Is that the Hugo/Brad debate put to rest, then? Preferably nailed shut in an air-tight casket and buried under thick concrete. Friedel has done little wrong in his time at the club, other than be closer to an expiry date than the competition. It’s no conspiracy, just a bit of forward planning. The circle of life and whatnot.
And it’s some keeper Lloris appears to be. A confident pair of hands who can snuffle out the air of potential threat much quicker than the average bear. He races from his line, flinging himself on danger like a war hero smothering a grenade. One of West Ham’s best moves, a two-on-one breakaway in the second half, was dealt with before anyone realised it was a thing.
Praise be, Clint Dempsey had a game. Far from the ponderous lunk we’d somewhat resigned ourselves to seeing each week, this was a performance of great encouragement. Decisive on the ball, tidy in possession and a recurrent goal-threat. This was retrograde Dempsey. Old School, to use a more fitting vernacular for a man of his talents. More please.
Liverpuddles tomorrow. Philosophy FC. If you’re terribly unlucky I might be live-blogging it.
Pray for Mojo.
Karl Pilkington once claimed that his eyes were capable of autonomous thought; regardless of his own wishes, he reckoned his peepers would somehow shut themselves if confronted with anything gruesome or particularly boring. If ever there was an occasion where a mental idea could have a legitimate practical use- ignoring all the so-called biology and whatnot- Tottenham’s visit to Stevenage at the weekend was that occasion.
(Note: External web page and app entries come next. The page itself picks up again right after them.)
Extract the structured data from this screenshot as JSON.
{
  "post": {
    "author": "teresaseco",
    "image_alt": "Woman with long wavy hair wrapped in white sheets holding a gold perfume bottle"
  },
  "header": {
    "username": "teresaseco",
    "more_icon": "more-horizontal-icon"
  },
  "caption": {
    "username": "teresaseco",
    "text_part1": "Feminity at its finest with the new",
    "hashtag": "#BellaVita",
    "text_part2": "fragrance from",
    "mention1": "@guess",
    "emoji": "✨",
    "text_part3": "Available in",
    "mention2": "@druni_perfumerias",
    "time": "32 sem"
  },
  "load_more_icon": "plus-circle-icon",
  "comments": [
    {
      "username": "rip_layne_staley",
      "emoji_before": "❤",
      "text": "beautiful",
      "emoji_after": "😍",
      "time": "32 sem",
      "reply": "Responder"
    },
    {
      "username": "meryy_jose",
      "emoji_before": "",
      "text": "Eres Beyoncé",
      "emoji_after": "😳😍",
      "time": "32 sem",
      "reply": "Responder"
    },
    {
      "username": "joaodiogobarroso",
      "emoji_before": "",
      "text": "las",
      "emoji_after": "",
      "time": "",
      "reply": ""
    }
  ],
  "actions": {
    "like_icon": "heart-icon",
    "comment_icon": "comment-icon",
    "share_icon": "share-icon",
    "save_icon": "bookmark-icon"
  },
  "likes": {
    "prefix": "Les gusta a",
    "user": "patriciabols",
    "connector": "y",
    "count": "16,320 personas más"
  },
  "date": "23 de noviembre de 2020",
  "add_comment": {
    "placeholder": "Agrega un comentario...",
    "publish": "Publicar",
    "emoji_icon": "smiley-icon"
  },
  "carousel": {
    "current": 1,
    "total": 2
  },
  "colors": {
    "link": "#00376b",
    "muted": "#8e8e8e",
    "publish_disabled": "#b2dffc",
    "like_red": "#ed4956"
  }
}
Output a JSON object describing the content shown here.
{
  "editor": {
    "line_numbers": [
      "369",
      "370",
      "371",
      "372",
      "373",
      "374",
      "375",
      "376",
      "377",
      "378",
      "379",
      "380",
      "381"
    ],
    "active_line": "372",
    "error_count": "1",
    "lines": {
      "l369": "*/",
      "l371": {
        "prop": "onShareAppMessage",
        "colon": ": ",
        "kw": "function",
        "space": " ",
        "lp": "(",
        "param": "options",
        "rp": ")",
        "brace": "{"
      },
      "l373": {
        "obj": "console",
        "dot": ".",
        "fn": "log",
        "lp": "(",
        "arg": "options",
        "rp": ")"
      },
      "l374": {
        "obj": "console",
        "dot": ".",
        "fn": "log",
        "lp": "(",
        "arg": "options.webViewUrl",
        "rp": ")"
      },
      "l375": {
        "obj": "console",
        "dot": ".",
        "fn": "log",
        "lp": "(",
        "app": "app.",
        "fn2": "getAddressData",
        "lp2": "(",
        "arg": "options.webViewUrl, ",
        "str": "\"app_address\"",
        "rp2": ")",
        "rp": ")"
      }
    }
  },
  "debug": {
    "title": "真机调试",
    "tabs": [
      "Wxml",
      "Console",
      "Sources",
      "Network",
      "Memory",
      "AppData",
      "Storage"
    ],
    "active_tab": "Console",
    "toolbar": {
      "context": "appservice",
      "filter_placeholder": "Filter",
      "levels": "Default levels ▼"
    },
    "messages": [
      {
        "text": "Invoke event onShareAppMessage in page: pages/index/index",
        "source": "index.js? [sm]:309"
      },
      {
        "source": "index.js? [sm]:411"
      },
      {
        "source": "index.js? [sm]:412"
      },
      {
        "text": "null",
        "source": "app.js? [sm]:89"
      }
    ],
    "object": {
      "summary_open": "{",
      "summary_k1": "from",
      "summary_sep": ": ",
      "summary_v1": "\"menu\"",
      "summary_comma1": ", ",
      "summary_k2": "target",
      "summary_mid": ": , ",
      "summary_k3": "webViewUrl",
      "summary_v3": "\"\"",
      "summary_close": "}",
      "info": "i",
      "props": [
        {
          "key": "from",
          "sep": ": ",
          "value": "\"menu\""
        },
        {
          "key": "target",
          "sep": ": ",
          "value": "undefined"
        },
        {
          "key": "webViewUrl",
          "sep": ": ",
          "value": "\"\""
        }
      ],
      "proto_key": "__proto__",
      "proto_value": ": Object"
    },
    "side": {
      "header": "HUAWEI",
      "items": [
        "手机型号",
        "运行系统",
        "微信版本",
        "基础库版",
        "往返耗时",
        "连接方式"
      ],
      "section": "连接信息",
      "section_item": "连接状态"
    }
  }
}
I’d imagine most Spurs fans in residence would’ve been delighted if their eyes had not only closed of their own volition on Sunday, but detached at the optic nerve, rolled down the Stevenage high street and found a nice puddle to drown in.
Eyes have lungs, right?
The encouraging news is that we’re still in the Hat and should we inch past Boro in the replay, a favourable home draw with Bolton awaits us in the quarters. Nothing bad can come of this. Trust me, I’m a scientist.
Soggy-faced porn merchant, David Sullivan, has made some curious noises this week, regarding Scott Parker’s last days at the Boleyn Ground. I wouldn’t usually waste time with this sort of guff, but it does strike me as bad form to deride a player who essentially carried West Ham last season. Sure, where he carried them was straight into the Championship, but he did play jolly well whilst he was at it. Here’s what uncle David said:
“This might not please many people but look at Scott Parker’s performance in the first five games this season,” Sullivan told the ‘West Ham til I die’ website.
“To me it didn’t look like he was doing the tackling you’d normally expect him to do.
“He was running about, he was doing okay but he wasn’t doing the tackling we know he can do because he knew that the one thing that would stop a move, would be an injury.
“To me it looked like he didn’t want to be there. He told us he didn’t want to be there.
“He was protecting himself, either consciously or subconsciously. He’s gone to Spurs and he is back to his old self.”
Well, I suppose you can’t spell bitter without t-i-t.
Twitter. It’s all the rage.